Website and app data records:
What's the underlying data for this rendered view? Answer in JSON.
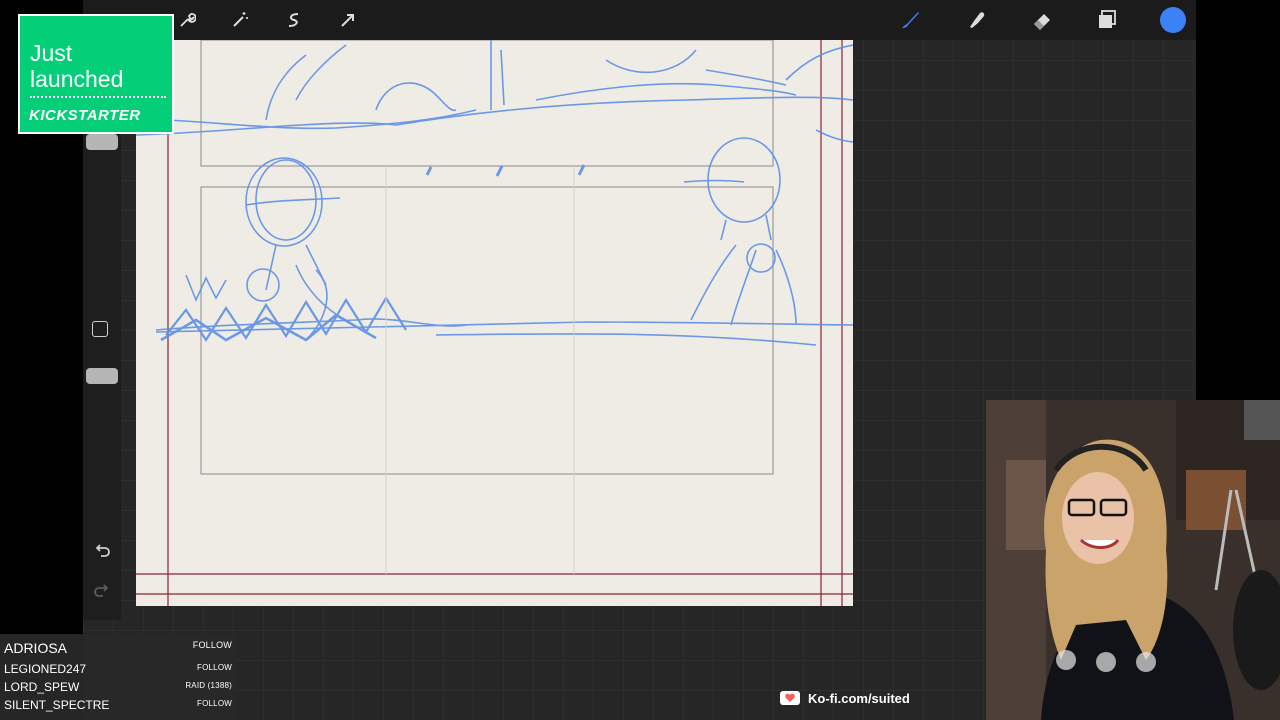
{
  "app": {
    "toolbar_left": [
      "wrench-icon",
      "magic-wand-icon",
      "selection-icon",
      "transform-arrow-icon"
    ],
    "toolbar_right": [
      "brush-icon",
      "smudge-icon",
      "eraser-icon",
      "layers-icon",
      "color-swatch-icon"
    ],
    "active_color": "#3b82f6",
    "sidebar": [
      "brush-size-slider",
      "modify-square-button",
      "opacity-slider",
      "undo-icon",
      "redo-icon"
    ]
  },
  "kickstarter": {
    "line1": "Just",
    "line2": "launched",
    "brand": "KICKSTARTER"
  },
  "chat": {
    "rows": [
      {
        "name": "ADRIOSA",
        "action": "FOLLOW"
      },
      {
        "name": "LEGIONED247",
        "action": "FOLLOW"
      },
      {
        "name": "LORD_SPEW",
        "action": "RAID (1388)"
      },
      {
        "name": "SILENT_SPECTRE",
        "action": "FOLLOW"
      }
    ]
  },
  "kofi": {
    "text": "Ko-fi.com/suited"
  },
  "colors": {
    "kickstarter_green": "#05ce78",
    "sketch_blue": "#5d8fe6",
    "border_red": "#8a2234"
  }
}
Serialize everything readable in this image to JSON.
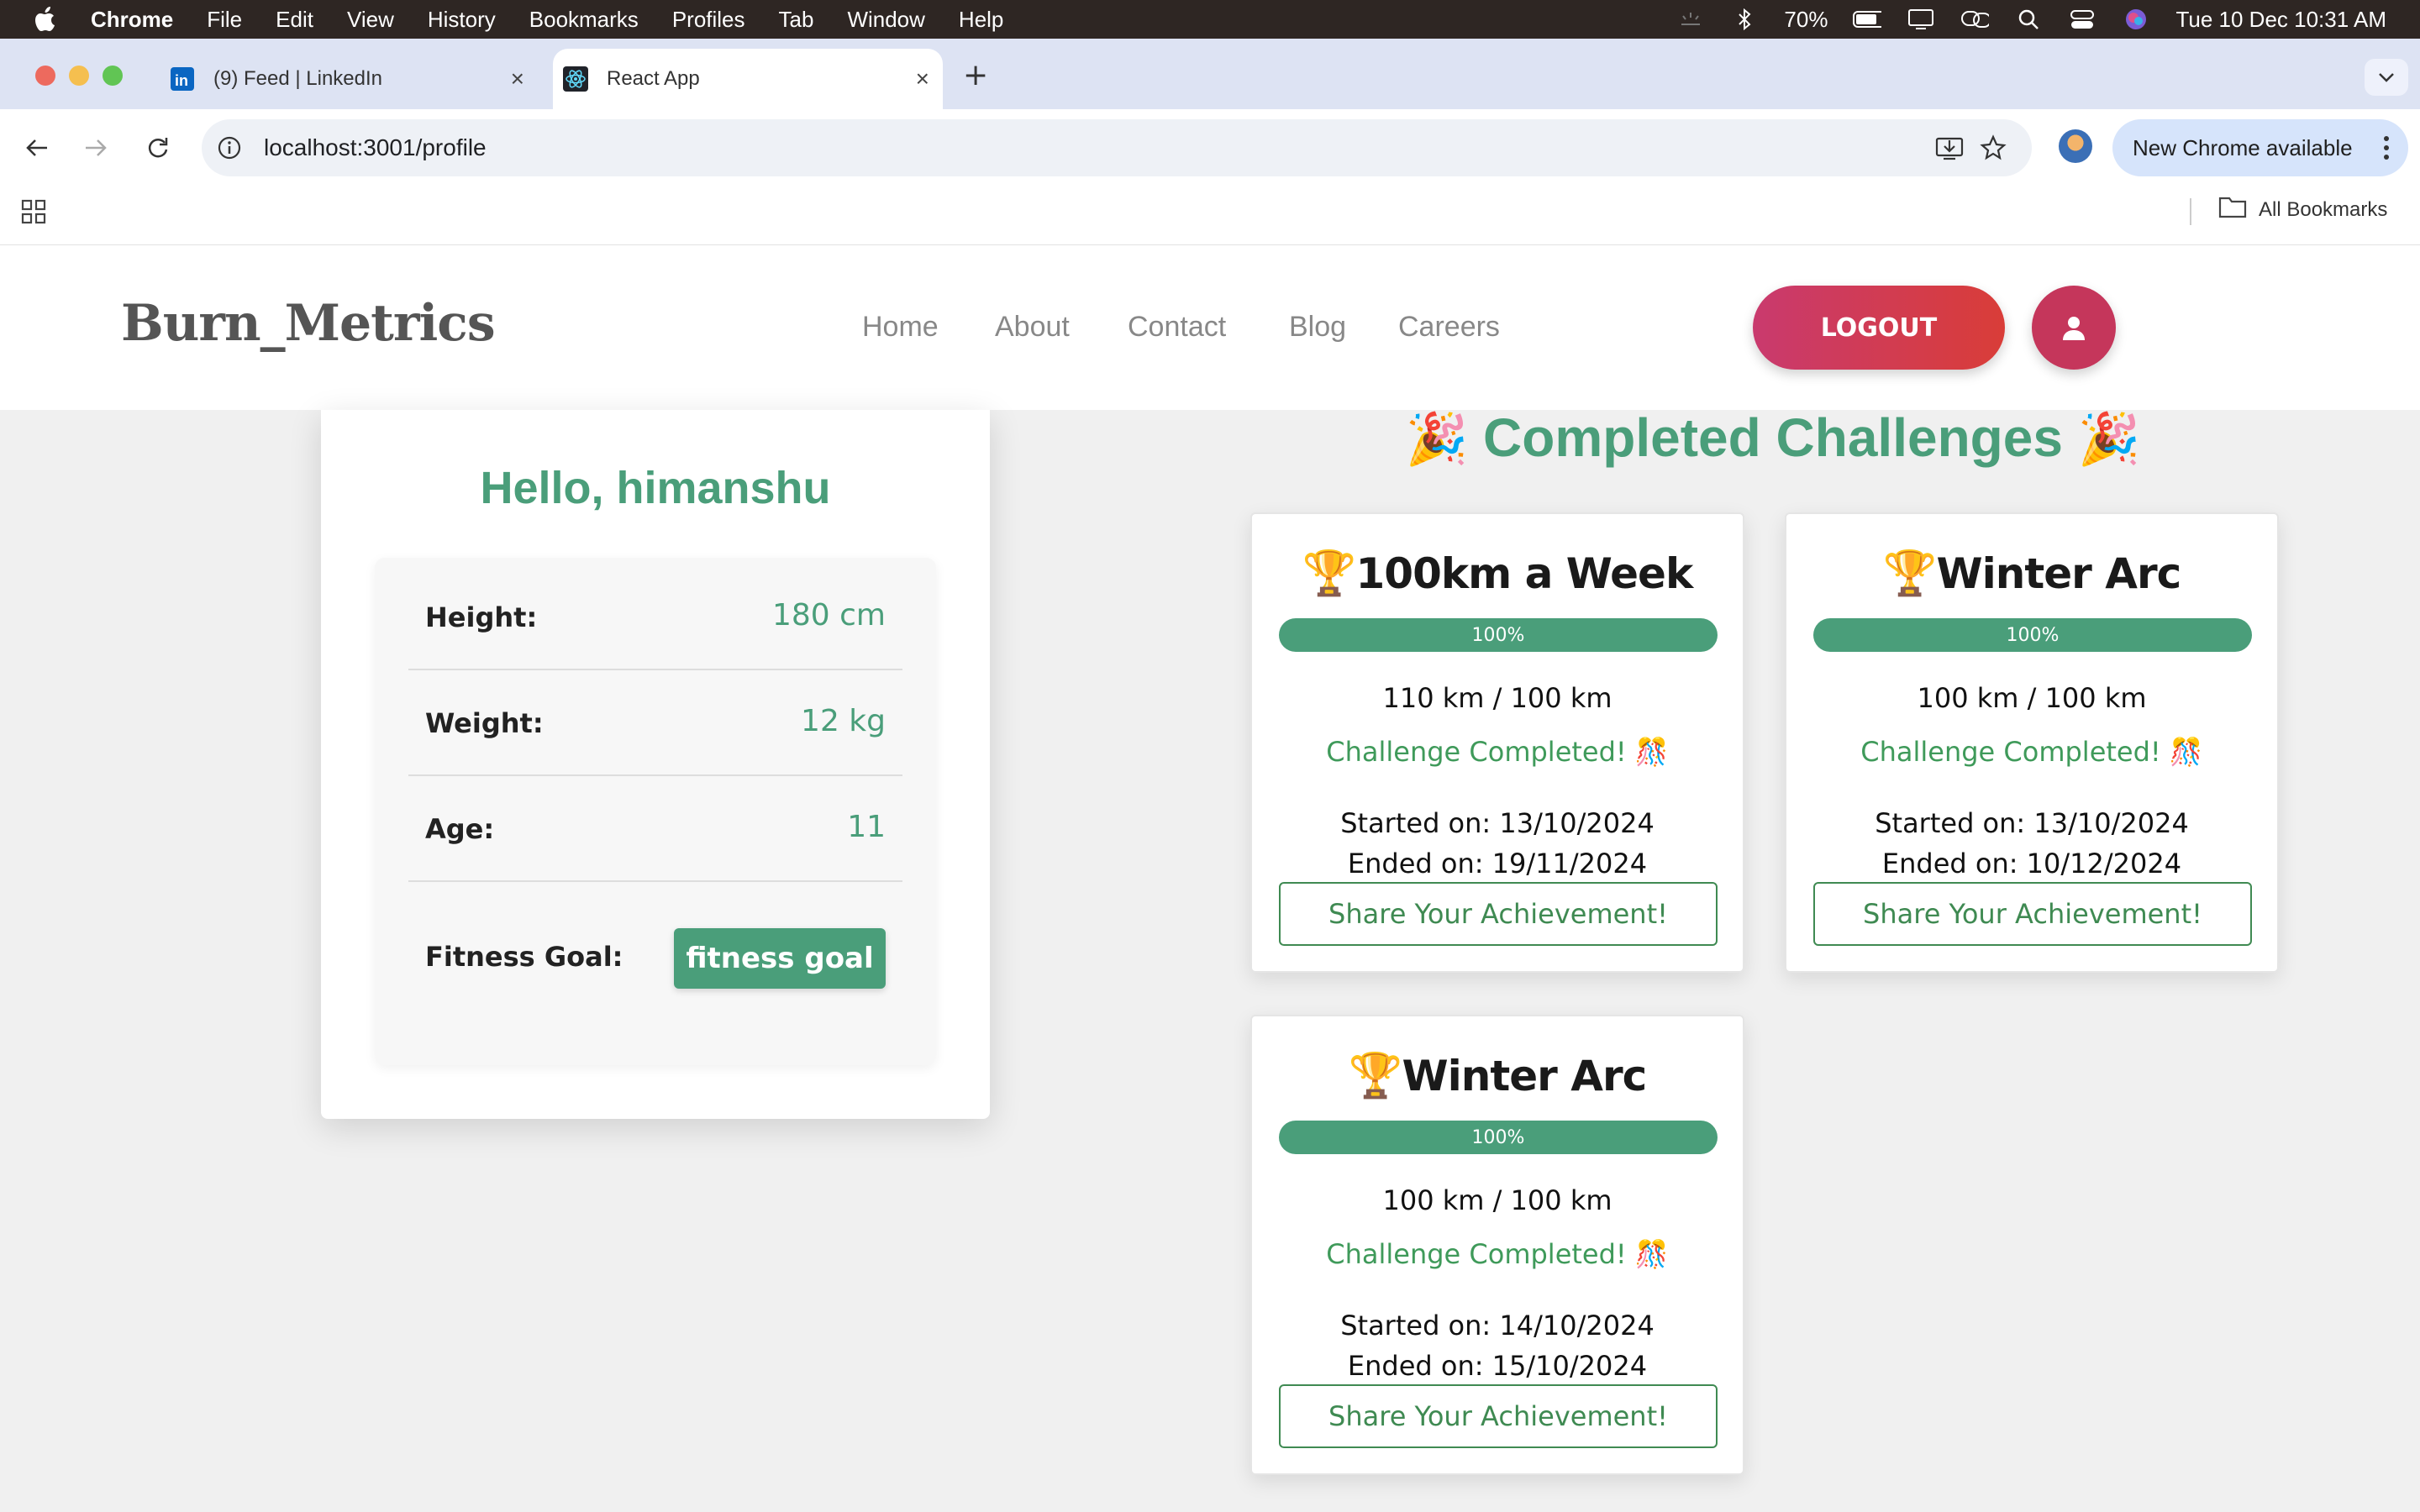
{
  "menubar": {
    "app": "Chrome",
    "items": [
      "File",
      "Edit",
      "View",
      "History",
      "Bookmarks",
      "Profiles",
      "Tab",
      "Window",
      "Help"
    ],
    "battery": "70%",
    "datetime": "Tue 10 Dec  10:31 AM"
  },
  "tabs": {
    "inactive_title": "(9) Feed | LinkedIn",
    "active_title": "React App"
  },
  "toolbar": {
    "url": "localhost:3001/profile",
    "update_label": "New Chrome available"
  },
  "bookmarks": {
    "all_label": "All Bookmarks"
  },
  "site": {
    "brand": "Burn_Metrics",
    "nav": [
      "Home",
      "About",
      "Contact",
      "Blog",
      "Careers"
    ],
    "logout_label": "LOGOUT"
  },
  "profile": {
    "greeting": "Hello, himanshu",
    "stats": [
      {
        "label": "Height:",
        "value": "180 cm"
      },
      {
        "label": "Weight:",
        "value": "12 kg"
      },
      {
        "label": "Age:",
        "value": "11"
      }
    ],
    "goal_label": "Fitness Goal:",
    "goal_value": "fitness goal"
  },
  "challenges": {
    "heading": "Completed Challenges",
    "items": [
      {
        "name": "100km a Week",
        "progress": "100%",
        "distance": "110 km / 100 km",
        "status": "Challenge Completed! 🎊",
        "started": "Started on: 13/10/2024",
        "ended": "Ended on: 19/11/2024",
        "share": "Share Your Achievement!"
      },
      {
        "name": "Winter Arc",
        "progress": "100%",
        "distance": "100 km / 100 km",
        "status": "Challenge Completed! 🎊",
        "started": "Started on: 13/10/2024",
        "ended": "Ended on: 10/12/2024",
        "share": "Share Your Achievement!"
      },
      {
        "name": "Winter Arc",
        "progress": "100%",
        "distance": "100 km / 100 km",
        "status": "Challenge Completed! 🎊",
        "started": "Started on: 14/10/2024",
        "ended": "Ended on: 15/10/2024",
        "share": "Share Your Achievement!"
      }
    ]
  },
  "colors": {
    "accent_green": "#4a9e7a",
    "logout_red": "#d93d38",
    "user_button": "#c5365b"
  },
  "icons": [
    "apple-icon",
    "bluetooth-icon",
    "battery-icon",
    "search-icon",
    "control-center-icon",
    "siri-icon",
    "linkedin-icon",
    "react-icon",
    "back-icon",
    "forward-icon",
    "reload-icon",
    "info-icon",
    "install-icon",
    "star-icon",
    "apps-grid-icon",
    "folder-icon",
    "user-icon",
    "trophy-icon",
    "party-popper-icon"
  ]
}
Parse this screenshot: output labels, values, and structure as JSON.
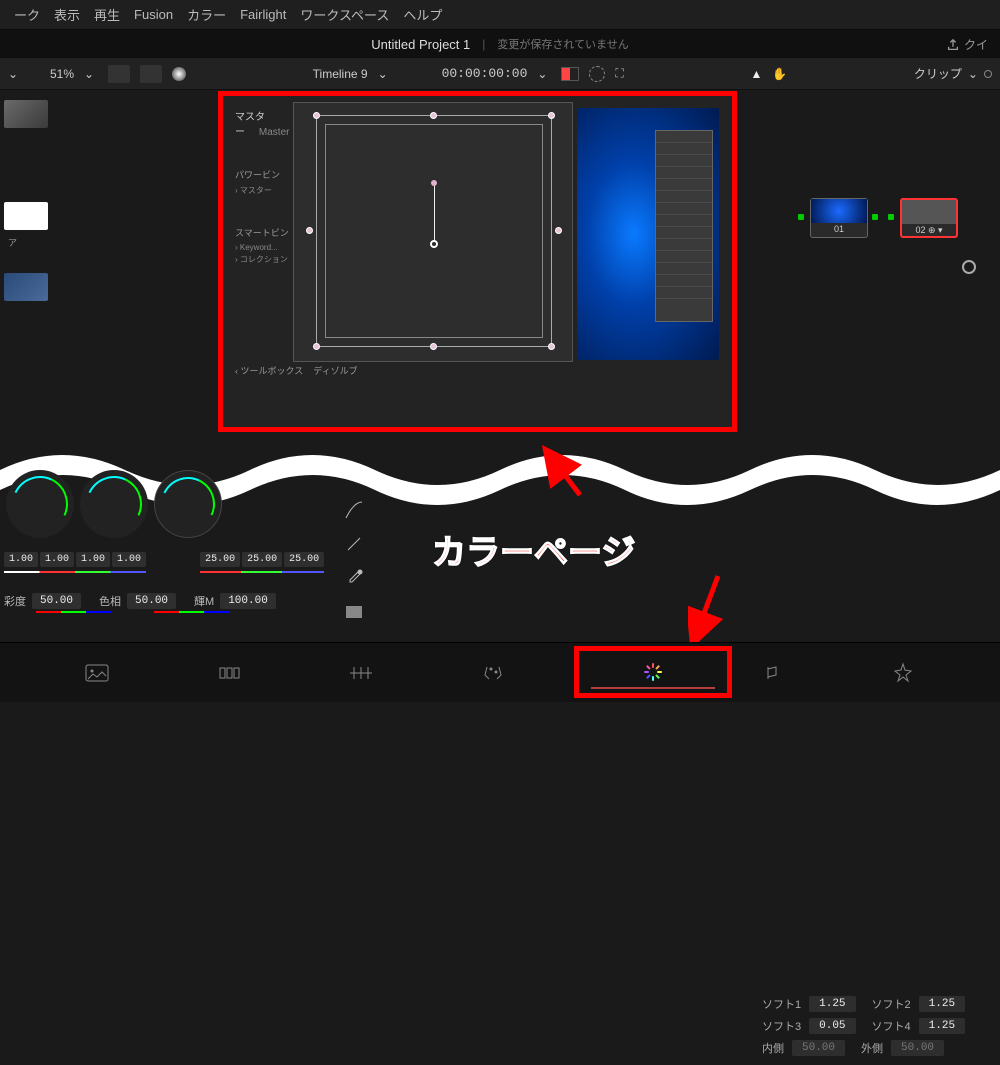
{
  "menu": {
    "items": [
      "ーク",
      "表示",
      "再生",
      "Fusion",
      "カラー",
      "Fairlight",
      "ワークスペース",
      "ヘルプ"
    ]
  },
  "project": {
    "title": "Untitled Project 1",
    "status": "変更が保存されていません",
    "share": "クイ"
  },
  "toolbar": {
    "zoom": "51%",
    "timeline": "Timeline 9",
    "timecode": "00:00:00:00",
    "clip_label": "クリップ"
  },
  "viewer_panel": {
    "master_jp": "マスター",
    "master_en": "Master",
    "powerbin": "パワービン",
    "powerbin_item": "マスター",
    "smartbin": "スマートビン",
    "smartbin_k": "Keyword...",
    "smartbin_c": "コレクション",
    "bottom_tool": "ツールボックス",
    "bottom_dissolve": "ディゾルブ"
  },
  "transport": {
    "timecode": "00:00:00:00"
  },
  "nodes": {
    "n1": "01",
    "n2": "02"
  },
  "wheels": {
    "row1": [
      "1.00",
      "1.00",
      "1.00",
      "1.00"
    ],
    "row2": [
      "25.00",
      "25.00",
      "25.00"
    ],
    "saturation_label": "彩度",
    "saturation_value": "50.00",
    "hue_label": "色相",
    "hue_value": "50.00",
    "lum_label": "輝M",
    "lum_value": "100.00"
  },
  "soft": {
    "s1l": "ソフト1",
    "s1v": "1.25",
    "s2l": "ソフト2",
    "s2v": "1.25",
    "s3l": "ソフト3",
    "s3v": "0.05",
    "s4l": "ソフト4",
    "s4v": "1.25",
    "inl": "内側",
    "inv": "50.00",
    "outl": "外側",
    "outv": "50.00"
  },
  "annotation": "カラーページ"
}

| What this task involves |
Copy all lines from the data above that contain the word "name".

| Task response |
        "name": "ADRIOSA",
        "name": "LEGIONED247",
        "name": "LORD_SPEW",
        "name": "SILENT_SPECTRE",
        "name": "100km a Week",
        "name": "Winter Arc",
        "name": "Winter Arc",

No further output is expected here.